Brush the lamb all over with olive oil, sprinkle with salt and pepper and drizzle with 4-5 tablespoons dry white wine (or a mix of lemon and wine), and place in a roasting pan.

Roast for about 1/2 hours or until cooked inside and golden-brown on the outside.

In general, lamb should be roasted for about 25 minutes per pound, or until a meat thermometer inserted in the roast reads 150.

Turn the lamb halfway through the cooking, and baste every 15 minutes with the herb/oil emulsion and the pan juices.

Remove the lamb from the oven and allow it to rest covered for at least 15 minutes before serving.

http://dinnerinvenice.com/2012/03/26/roman-lamb-roast-meat/


Turkey or Veal Roast with a Surprise

Tukey or Veal Roast with a Surprise (Meat)

Turkey or Veal Roast with a Surprise (Meat)

On the holidays, I usually serve dairy at lunch and meat for dinner. This colorful “roast”, which is actually cooked on the stove, usually “wows” guests. It’s much easier than it looks! 
If you prefer, instead of the boiled eggs you can use a thin frittata made with eggs and chopped parsley or spinach. It’s filling, so I would serve it after a vegetable soup or a light broth-based pasta soup.

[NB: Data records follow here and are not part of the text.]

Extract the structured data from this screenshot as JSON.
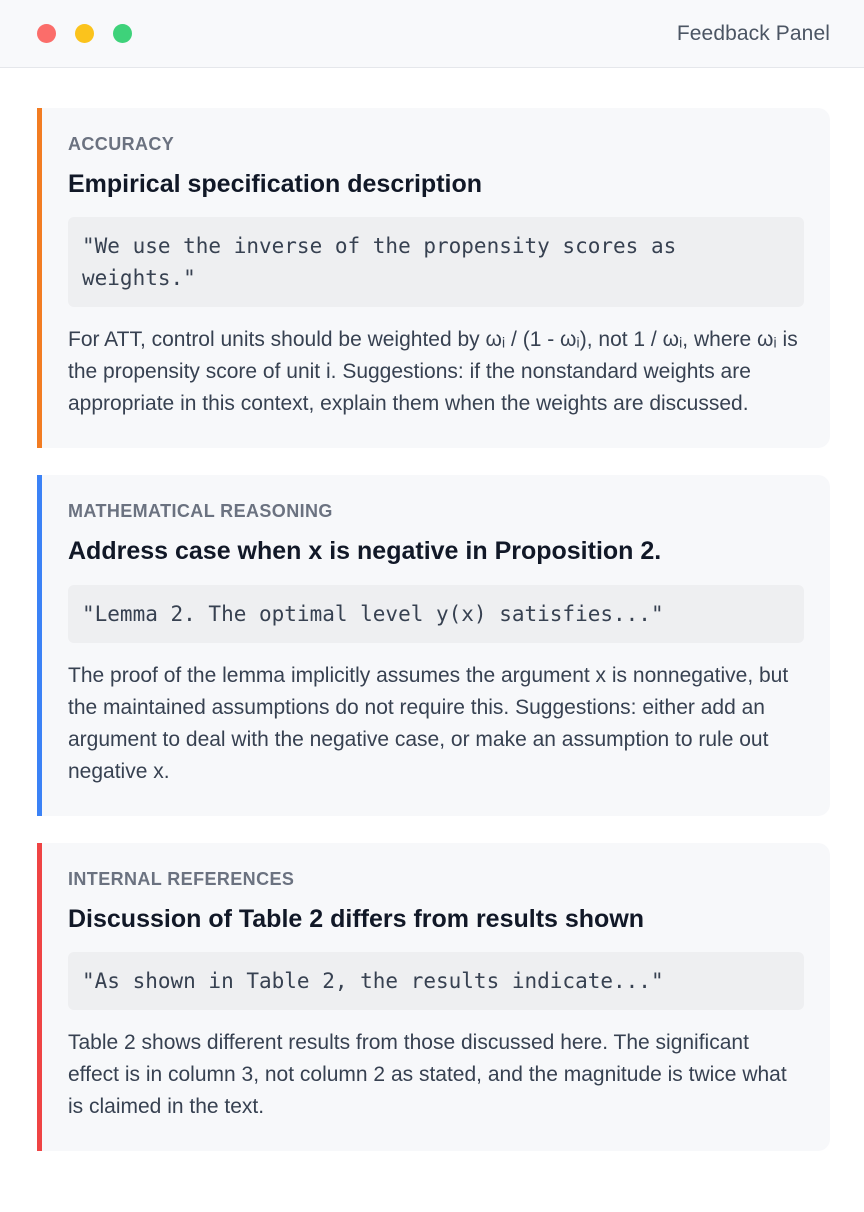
{
  "window": {
    "title": "Feedback Panel"
  },
  "cards": [
    {
      "category": "ACCURACY",
      "heading": "Empirical specification description",
      "quote": "\"We use the inverse of the propensity scores as weights.\"",
      "body": "For ATT, control units should be weighted by ωᵢ / (1 - ωᵢ), not 1 / ωᵢ, where ωᵢ is the propensity score of unit i. Suggestions: if the nonstandard weights are appropriate in this context, explain them when the weights are discussed.",
      "accent": "#f27c22"
    },
    {
      "category": "MATHEMATICAL REASONING",
      "heading": "Address case when x is negative in Proposition 2.",
      "quote": "\"Lemma 2. The optimal level y(x) satisfies...\"",
      "body": "The proof of the lemma implicitly assumes the argument x is nonnegative, but the maintained assumptions do not require this. Suggestions: either add an argument to deal with the negative case, or make an assumption to rule out negative x.",
      "accent": "#3b82f6"
    },
    {
      "category": "INTERNAL REFERENCES",
      "heading": "Discussion of Table 2 differs from results shown",
      "quote": "\"As shown in Table 2, the results indicate...\"",
      "body": "Table 2 shows different results from those discussed here. The significant effect is in column 3, not column 2 as stated, and the magnitude is twice what is claimed in the text.",
      "accent": "#ef4444"
    }
  ]
}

Tukey or Veal Roast with a Surprise (Meat)

Ingredients

  • 3 slices Hungarian salami and 3 slices good pastrami
  • 1 boneless turkey breast in one piece, about 2 pounds, butterflied (or veal)
  • 1 tablespoon (or more) freshly chopped parsley
  • 2 boiled eggs
  • 1 1/2 tablespoon plain bread crumbs
  • 1/2 a medium onion, chopped finely
  • one small carrot, chopped finely
  • one celery stick, chopped finely
  • 2 cloves garlic (one whole, one minced)
  • 1 ripe tomato, completely seeded, salted and drained.
  • 1 1/2 tablespoon plain bread crumbs
  • 3 tablespoons extra-virgin olive oil
  • 1/2 cup dry white wine (do not use “cooking wine”)
  • salt and black pepper

Directions

Boil the eggs, peel them and eliminate a small white slice from the ends, so that ,when sliced, all the slices will contain some yolk.

With the flat side of a mallet, pound the turkey breast or veal to a ½-inch thickness, and season with pepper.

Grind the cold cuts very thin (best to do this with a food processor), combine them with a tablespoon of bread crumbs, the parsley, the garlic, little pepper, and a touch of nutmeg if liked. Spread the filling over the center of the meat leaving the ends untouched.

With a spoon, thin the filling out in the center to accomodate the eggs.

Add two thin slices of tomato (only the pulp, completely seeded and well drained!) – in absence of a tomato you can use a couple of spinach leaves, or peeled fillets of red roasted peppers.

Fold the edges of the meat over the filling, closing it on all sides, and tie well with kitchen string.

Heat 4 tablespoons of olive oil (you can use only 2 if using veal, which has more fat, but need more for turkey) in a large sauteuse pan, with a clove of garlic.

Add the meat and allow it to brown on all sides, about 5 minutes.

Add the wine and let it evaporate. Add the chopped onion, carrot, celery ,one cup of hot water, salt and pepper, and cook covered on medium/low heat for about 1 hour and 15 minutes, then uncover and allow the sauce to thicken.

Transfer onto a platter, slice, and serve with the sauce.

http://dinnerinvenice.com/2011/10/10/tukey-or-veal-roast-with-a-surprise-meat/